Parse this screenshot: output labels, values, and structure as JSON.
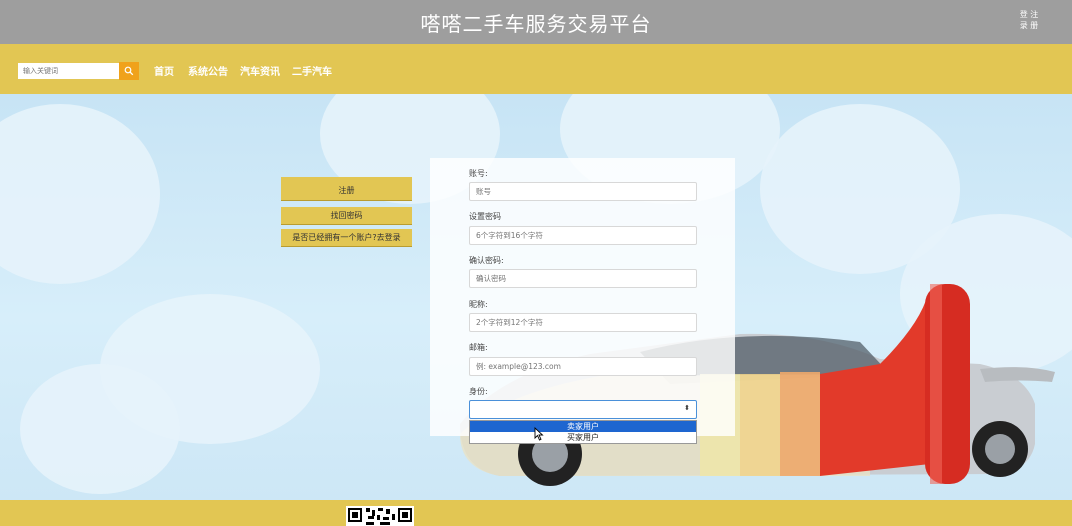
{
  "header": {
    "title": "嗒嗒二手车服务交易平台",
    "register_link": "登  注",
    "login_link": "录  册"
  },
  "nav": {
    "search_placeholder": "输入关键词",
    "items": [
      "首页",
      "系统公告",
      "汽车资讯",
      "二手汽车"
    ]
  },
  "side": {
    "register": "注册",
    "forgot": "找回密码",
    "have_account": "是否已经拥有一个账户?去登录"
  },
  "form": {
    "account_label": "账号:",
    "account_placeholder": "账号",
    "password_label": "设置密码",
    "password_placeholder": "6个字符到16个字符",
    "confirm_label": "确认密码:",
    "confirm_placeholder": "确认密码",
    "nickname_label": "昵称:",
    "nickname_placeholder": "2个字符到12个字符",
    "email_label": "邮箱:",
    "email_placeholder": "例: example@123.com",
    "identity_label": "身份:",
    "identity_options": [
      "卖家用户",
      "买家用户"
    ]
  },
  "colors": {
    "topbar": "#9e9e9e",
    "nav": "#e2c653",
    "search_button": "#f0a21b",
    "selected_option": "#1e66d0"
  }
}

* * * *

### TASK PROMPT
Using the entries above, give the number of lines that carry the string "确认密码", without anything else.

### ANSWER TO THIS EXERCISE
2